In the meantime I might point out that action is being taken all the time to lessen the burden of ratepayers by increasing State aid to local authorities. A striking feature of local authority finance in recent years has been the huge increase in such State aid which in the current year meets an estimated 52 per cent of local authority revenue expenditure and the proportion of local authority revenue expenditure which is met by rates at present is 32 per cent so that something is being done in the meantime to lessen the burden on ratepayers generally.

I thank the House for the manner in which they received the Bill.

Question put and agreed to.
Bill considered in Committee.

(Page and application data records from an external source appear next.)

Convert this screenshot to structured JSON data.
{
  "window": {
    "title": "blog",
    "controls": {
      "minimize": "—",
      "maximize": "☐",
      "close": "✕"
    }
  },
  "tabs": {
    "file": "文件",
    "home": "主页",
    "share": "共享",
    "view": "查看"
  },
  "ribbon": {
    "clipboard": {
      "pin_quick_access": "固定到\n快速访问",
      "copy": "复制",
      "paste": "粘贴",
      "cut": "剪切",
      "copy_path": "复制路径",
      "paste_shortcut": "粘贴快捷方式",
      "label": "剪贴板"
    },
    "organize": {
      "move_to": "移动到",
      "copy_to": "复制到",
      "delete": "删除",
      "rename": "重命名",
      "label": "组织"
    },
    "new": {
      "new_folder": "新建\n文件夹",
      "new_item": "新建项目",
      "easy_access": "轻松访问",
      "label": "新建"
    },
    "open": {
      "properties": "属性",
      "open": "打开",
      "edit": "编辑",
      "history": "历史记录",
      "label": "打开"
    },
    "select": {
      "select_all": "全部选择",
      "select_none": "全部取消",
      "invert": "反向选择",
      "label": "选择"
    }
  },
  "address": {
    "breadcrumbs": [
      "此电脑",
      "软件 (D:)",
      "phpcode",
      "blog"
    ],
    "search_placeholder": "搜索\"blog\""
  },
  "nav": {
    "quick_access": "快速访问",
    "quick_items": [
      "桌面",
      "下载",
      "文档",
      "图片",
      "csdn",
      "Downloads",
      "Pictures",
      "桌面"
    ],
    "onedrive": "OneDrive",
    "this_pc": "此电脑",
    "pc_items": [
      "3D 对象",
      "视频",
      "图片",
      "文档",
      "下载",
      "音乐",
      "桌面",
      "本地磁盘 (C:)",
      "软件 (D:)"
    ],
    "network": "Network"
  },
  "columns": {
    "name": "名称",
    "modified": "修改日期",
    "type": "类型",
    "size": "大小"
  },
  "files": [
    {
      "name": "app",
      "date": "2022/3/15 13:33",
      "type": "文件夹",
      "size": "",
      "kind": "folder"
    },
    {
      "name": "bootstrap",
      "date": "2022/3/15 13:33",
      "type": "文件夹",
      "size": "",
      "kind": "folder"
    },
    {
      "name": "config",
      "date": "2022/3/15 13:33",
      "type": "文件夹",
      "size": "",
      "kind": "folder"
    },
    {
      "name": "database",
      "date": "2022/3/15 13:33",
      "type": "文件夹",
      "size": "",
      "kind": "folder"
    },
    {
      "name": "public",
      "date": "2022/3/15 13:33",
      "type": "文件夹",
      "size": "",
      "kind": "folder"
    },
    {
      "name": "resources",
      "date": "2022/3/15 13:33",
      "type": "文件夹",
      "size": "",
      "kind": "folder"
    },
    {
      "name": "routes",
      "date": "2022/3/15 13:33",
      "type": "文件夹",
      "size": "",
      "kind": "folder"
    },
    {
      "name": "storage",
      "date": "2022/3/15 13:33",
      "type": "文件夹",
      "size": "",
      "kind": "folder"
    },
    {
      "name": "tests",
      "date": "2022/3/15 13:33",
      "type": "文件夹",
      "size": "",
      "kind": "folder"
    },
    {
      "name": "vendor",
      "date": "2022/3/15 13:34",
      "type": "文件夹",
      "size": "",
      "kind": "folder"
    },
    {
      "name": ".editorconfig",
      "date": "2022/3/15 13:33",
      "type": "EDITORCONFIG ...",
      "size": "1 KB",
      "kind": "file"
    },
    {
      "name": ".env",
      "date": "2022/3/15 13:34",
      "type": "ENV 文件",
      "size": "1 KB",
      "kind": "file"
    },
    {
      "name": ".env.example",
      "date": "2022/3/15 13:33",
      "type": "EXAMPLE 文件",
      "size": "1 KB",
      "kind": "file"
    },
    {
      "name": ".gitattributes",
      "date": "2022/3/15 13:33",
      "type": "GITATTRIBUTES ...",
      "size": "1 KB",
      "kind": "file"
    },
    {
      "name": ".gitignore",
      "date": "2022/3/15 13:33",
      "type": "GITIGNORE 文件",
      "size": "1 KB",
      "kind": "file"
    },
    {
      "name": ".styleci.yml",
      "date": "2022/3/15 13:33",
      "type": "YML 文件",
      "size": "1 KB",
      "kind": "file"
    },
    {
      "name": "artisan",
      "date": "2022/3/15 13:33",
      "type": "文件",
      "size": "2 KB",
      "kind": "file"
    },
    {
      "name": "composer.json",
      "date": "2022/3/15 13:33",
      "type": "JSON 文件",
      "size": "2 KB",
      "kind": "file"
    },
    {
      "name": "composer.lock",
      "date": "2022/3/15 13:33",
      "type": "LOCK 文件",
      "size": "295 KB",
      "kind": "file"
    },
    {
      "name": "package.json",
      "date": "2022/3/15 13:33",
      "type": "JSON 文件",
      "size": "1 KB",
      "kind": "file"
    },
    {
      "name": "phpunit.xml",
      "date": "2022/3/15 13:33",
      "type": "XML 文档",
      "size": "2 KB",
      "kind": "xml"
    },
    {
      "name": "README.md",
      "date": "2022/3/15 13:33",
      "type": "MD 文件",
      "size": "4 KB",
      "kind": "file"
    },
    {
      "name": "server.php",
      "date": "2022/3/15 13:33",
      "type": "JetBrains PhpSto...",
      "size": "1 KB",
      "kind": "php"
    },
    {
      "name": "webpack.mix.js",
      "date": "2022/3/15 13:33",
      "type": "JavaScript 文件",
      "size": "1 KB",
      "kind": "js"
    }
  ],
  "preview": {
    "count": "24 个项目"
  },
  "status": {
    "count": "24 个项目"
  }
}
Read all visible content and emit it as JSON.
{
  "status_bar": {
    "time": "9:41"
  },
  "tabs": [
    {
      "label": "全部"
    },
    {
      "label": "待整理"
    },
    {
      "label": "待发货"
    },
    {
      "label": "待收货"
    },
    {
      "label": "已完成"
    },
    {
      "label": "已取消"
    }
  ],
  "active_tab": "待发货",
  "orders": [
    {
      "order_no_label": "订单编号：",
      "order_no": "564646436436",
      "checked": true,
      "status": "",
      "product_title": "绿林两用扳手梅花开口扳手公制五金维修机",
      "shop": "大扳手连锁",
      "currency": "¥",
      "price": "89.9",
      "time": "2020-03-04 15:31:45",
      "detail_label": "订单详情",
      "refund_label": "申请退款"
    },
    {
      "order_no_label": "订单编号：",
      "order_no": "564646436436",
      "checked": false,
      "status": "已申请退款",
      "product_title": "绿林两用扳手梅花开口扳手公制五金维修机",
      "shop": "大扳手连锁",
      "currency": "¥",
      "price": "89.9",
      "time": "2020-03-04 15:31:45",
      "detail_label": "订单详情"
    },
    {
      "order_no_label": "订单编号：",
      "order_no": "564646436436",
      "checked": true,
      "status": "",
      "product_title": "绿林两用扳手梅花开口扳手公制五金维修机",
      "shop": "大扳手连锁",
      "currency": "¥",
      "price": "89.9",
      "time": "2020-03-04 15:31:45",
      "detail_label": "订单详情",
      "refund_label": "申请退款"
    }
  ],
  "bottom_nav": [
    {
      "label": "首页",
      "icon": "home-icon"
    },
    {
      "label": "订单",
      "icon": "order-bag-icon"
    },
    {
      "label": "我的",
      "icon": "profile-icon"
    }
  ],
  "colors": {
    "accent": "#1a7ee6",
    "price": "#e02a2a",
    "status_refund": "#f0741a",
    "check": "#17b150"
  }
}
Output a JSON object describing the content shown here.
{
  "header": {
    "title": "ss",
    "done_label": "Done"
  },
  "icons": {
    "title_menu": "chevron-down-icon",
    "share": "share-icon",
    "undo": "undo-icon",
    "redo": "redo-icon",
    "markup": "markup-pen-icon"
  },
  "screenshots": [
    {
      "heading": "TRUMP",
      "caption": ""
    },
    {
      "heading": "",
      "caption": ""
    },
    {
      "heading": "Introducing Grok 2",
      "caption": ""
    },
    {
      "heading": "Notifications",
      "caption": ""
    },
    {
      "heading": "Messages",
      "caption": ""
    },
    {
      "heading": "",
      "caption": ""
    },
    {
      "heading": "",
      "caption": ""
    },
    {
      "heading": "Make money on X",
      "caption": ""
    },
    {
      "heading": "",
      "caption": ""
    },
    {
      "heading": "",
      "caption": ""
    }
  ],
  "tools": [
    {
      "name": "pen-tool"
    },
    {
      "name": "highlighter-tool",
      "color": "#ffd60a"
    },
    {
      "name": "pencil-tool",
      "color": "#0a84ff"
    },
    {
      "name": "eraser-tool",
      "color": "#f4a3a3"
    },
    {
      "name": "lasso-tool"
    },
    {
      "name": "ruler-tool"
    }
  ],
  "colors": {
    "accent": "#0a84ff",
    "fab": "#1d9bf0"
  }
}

Might I say what I have been saying on other sections of Bills like this? I think the Minister would agree, from his experience of local government law, that there are few branches, apart I suppose from taxation laws, that are so difficult to find your way round than local government law. I do not know that it would be possible at any time to do very much to clarify the position by way of codification. What I would suggest to the Minister to bear in mind with a view to not allowing the position to get out of hand entirely is to endeavour, when sections are being amended, to take a whole section and amend it. The Minister will see from section 1 here that the Principal Act means section 10 of the Local Government Act, 1946 which has already been amended in 1954, amended again in 1955 and in 1960. The Local Government (Temporary Reduction of Valuation) Act, 1960 might be an amendment in relation to a figure but those things are becoming more confusing. I would ask the Minister, when those amendments are being made in future legislation, to try as far as possible to amend a whole section at once and not allow reference back to previous statutes and amending them. When people get down to probe one section they have to go back to sections in another Act which has already been amended. If one whole section is completely amended it would be more clear to the Minister, his officials, and the public at large.

This seems desirable. I do not know if there is any difficulty from the drafting point of view but it certainly seems to me to be agreeable.

Question put and agreed to.
Sections 2 and 3 agreed to.
Title agreed to.
Bill reported without amendment, received for final consideration and passed.